The Distribute.IT security incident and the large number of Registrar attacks globally perfectly demonstrate why the .au Registrar ISS is so important.
It’s clear that cybercrime will continue to increase, and our position on the frontline of the nation’s digital economy places our .au Registrars in the crosshairs of hackers around the world. Attempts to hack .au Registrars are inevitable.
With the implementation of the world’s first Registrar ISS, the .au namespace is now arguably one of the world’s most securely-managed Top-Level Domains and certainly one of the most prepared to respond to these attacks. It increases security mindfulness and builds greater capability across all Registrars to drive increased trust and confidence in the namespace.
Global Registrar security incidents – 2012 to 2015
May 2015 – United States: Domain Registrar Informs of DNS Hijacking
Feb 2015 – Vietnam: Lenovo, Google websites hijacked by DNS attacks
Jan 2015 – Malaysia: Malaysia Airlines website compromised by 'cyber caliphate'
Nov 2014 – United States: Craigslist Domain Name Hijacked by Hackers
Feb 2014 – United States: Hackers try to hijack Facebook, other high profile domains through Registrar
Jan 2014 – China: China internet outage blamed on 'hijacking'
Oct 2013 – Malaysia: Google Malaysia taken offline by hackers
Aug 2013 – United States: New York Times, Twitter domain hijackers 'came in through front door'
July 2013 – Netherlands: Thousands of websites defaced after Registrars hacked
July 2013 – Malaysia: Several high-profile .my sites DNS-hijacked
April 2013 – Kenya: Google, Microsoft, LinkedIn hacked in DNS hijack
April 2013 – Oman: Google Oman domain hijacked by Hackers

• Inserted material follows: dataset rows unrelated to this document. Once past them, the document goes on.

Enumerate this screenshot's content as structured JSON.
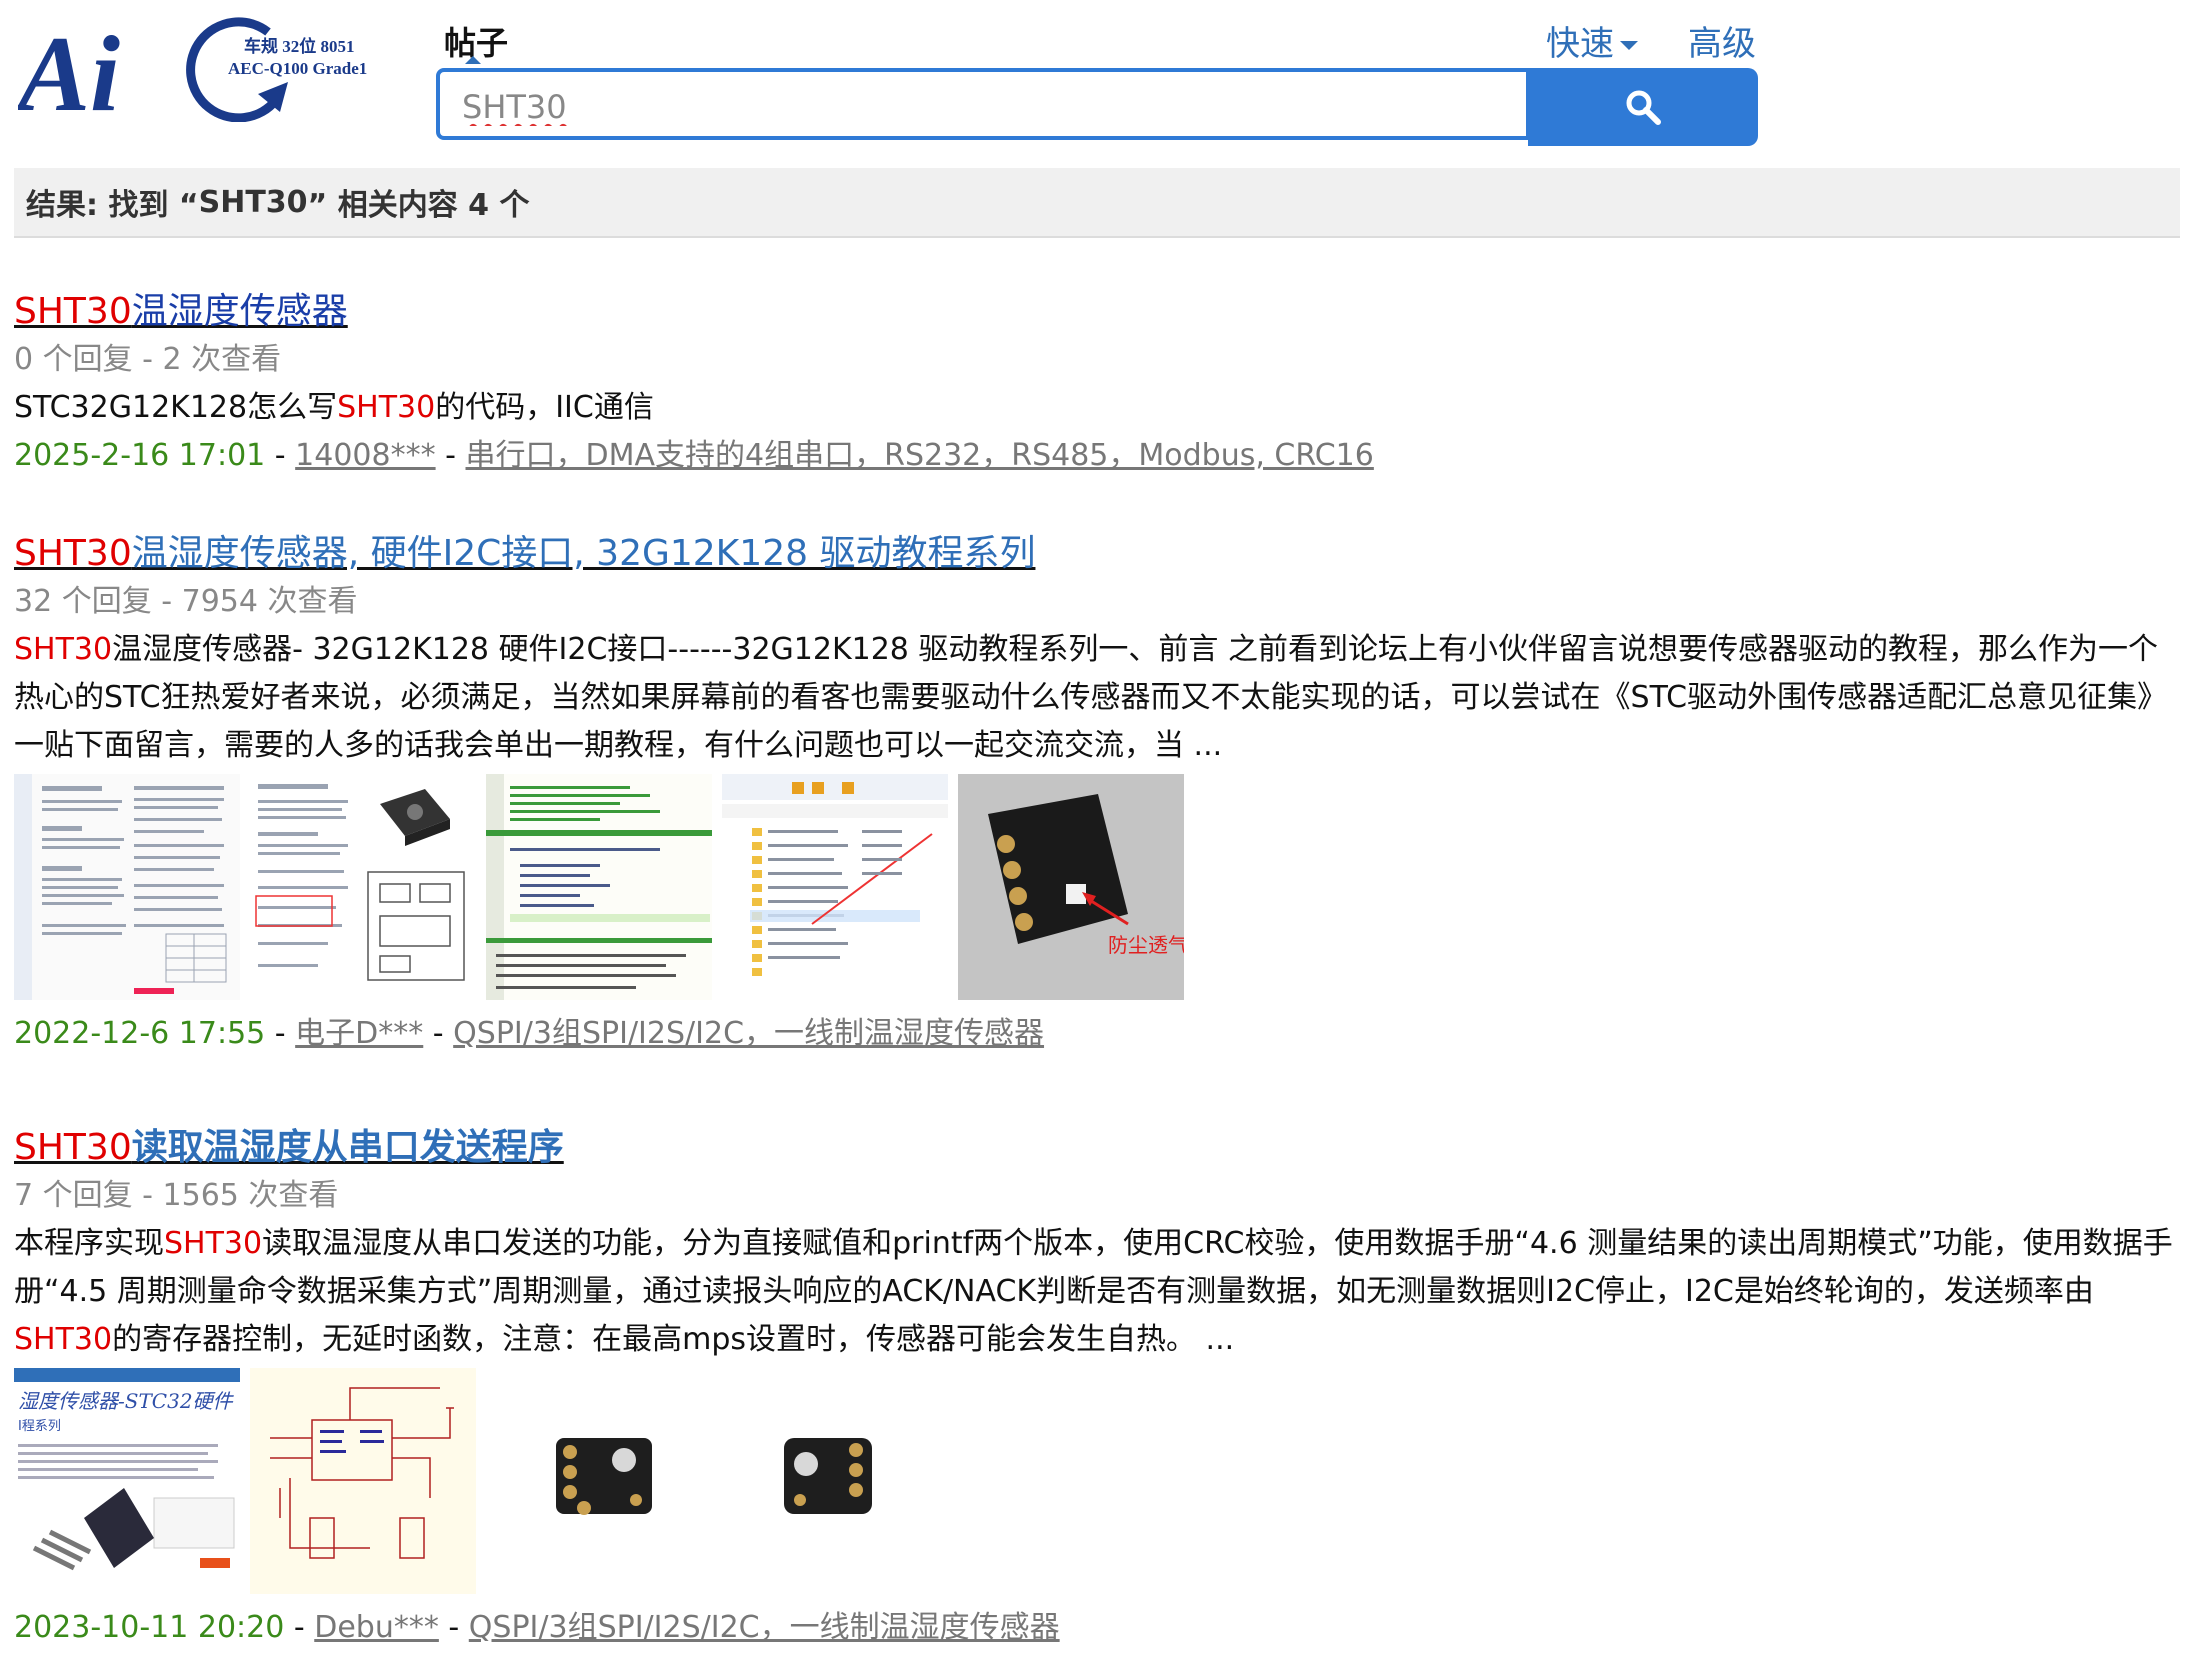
{
  "logo": {
    "main_text": "Ai",
    "line1": "车规 32位 8051",
    "line2": "AEC-Q100 Grade1"
  },
  "search": {
    "active_tab": "帖子",
    "query": "SHT30",
    "quick_label": "快速",
    "advanced_label": "高级",
    "search_icon": "search-icon"
  },
  "results_summary": {
    "prefix": "结果: 找到 “",
    "term": "SHT30",
    "suffix": "” 相关内容 4 个"
  },
  "results": [
    {
      "title_hl": "SHT30",
      "title_rest": "温湿度传感器",
      "replies": "0 个回复",
      "views": "2 次查看",
      "desc_parts": [
        "STC32G12K128怎么写",
        "SHT30",
        "的代码，IIC通信"
      ],
      "date": "2025-2-16 17:01",
      "author": "14008***",
      "forum": "串行口，DMA支持的4组串口，RS232，RS485，Modbus, CRC16"
    },
    {
      "title_hl": "SHT30",
      "title_rest": "温湿度传感器, 硬件I2C接口, 32G12K128 驱动教程系列",
      "replies": "32 个回复",
      "views": "7954 次查看",
      "desc_hl": "SHT30",
      "desc_rest": "温湿度传感器- 32G12K128 硬件I2C接口------32G12K128 驱动教程系列一、前言 之前看到论坛上有小伙伴留言说想要传感器驱动的教程，那么作为一个热心的STC狂热爱好者来说，必须满足，当然如果屏幕前的看客也需要驱动什么传感器而又不太能实现的话，可以尝试在《STC驱动外围传感器适配汇总意见征集》一贴下面留言，需要的人多的话我会单出一期教程，有什么问题也可以一起交流交流，当 ...",
      "thumb_caption": "防尘透气",
      "date": "2022-12-6 17:55",
      "author": "电子D***",
      "forum": "QSPI/3组SPI/I2S/I2C，一线制温湿度传感器"
    },
    {
      "title_hl": "SHT30",
      "title_rest": "读取温湿度从串口发送程序",
      "replies": "7 个回复",
      "views": "1565 次查看",
      "desc_a": "本程序实现",
      "desc_hl1": "SHT30",
      "desc_b": "读取温湿度从串口发送的功能，分为直接赋值和printf两个版本，使用CRC校验，使用数据手册“4.6 测量结果的读出周期模式”功能，使用数据手册“4.5 周期测量命令数据采集方式”周期测量，通过读报头响应的ACK/NACK判断是否有测量数据，如无测量数据则I2C停止，I2C是始终轮询的，发送频率由",
      "desc_hl2": "SHT30",
      "desc_c": "的寄存器控制，无延时函数，注意：在最高mps设置时，传感器可能会发生自热。 ...",
      "thumb_header": "湿度传感器-STC32硬件",
      "thumb_sub": "I程系列",
      "date": "2023-10-11 20:20",
      "author": "Debu***",
      "forum": "QSPI/3组SPI/I2S/I2C，一线制温湿度传感器"
    }
  ],
  "colors": {
    "accent": "#2f7ad6",
    "highlight": "#e00000",
    "date": "#3a8a1a",
    "title_dark": "#1a3ea8",
    "title_light": "#2f6fb8"
  }
}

Nov 2012 – Romania: Google, Yahoo Among Sites Hit in DNS Attack
Nov 2012 – Pakistan: Google & Apple hit in high-profile Pakistan hack
Oct 2012 – Ireland: Google and Yahoo Irish search domains hijacked
By George Pongas
General Manager of Naming Services, AusRegistry